=== Section Start ===
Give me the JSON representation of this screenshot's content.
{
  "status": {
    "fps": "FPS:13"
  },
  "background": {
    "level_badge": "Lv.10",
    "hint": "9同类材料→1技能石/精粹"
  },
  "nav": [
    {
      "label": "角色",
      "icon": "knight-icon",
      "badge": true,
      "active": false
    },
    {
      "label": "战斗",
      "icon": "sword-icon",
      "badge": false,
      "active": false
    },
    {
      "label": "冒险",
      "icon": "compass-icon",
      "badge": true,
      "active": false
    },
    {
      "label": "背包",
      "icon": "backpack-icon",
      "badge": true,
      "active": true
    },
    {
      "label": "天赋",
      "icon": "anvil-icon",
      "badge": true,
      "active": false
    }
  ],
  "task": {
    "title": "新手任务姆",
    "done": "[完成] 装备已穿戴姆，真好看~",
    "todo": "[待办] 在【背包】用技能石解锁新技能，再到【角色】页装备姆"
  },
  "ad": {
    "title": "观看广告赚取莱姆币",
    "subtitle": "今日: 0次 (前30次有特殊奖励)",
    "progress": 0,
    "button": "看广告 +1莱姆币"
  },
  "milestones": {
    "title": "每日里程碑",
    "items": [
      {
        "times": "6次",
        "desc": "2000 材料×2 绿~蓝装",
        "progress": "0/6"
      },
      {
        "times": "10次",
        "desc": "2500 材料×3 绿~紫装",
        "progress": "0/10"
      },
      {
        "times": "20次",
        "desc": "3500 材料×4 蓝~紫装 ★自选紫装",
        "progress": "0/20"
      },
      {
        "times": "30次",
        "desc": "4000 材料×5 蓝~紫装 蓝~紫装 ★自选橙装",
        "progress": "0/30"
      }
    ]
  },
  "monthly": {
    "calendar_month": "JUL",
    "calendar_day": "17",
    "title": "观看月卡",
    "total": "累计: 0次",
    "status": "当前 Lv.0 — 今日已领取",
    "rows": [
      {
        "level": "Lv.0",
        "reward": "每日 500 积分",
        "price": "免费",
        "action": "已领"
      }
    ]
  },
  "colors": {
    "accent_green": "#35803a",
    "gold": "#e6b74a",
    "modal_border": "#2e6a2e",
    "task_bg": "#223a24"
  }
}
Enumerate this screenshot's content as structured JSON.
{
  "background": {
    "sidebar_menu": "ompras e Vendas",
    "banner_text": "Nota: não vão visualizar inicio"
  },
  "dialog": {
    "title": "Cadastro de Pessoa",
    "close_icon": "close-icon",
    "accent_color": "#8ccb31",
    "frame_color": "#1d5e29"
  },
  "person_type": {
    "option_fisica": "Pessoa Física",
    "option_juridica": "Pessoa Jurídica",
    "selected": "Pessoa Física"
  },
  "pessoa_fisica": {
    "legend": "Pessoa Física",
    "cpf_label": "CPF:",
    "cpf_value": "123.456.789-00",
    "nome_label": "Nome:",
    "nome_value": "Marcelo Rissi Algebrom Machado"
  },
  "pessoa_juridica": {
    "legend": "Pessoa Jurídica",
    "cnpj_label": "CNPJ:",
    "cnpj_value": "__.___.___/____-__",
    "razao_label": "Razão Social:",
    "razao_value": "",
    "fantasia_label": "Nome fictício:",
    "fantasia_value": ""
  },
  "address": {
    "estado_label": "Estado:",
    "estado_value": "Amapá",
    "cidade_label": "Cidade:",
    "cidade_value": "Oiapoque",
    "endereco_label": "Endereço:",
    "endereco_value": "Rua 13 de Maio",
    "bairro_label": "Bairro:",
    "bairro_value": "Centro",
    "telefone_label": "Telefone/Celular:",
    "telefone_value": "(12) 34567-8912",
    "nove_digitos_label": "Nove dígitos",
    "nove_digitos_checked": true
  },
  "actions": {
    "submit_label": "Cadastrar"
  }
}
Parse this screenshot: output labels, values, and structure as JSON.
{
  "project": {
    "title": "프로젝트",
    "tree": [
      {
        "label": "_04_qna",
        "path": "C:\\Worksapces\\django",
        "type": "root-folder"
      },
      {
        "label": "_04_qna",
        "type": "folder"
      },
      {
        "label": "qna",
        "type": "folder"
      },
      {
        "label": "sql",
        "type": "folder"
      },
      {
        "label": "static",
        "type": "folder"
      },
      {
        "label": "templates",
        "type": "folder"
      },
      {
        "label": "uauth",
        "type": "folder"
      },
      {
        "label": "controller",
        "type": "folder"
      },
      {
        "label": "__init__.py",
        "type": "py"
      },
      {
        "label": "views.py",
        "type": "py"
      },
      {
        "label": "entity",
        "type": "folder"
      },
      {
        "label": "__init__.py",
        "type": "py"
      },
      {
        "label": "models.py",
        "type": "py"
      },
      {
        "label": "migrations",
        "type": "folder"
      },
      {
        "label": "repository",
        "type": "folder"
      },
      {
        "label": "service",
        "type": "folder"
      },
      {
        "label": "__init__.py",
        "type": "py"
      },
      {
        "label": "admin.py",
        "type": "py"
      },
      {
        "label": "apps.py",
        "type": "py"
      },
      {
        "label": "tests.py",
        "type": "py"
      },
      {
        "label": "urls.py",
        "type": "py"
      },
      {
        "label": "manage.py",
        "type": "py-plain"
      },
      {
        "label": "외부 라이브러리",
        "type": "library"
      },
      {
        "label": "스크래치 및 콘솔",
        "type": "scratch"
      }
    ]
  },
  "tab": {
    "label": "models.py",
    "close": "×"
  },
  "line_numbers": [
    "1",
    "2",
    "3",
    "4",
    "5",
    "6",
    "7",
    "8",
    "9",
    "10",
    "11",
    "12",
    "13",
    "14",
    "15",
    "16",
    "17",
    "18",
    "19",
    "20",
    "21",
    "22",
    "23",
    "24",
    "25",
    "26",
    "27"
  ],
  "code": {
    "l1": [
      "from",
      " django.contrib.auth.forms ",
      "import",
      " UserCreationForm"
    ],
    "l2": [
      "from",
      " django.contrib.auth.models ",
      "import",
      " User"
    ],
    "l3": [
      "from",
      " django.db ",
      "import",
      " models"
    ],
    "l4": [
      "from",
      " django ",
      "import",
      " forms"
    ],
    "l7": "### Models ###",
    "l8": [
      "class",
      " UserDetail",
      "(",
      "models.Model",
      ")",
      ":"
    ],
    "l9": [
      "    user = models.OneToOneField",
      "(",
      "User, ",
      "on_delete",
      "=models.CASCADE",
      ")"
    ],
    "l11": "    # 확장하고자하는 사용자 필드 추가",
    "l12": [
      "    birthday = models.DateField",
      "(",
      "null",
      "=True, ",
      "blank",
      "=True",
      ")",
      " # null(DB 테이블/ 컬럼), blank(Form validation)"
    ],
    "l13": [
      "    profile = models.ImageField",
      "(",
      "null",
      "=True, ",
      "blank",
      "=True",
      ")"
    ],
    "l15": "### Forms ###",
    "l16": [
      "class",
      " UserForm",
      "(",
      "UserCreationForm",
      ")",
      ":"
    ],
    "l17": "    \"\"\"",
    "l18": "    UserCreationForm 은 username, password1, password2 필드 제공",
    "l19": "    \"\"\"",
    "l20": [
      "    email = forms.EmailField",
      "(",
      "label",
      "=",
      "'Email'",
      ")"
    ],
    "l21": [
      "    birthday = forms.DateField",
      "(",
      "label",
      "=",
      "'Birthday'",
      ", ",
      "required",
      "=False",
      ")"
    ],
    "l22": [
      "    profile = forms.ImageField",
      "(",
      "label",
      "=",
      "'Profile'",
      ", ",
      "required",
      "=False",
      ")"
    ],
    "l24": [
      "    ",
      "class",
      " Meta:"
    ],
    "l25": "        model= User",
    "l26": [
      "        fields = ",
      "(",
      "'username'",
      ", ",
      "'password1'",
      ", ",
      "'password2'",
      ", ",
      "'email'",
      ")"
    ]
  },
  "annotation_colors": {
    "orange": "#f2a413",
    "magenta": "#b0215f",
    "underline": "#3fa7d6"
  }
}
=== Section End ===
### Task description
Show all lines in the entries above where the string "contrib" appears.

### The answer
      " django.contrib.auth.forms ",
      " django.contrib.auth.models ",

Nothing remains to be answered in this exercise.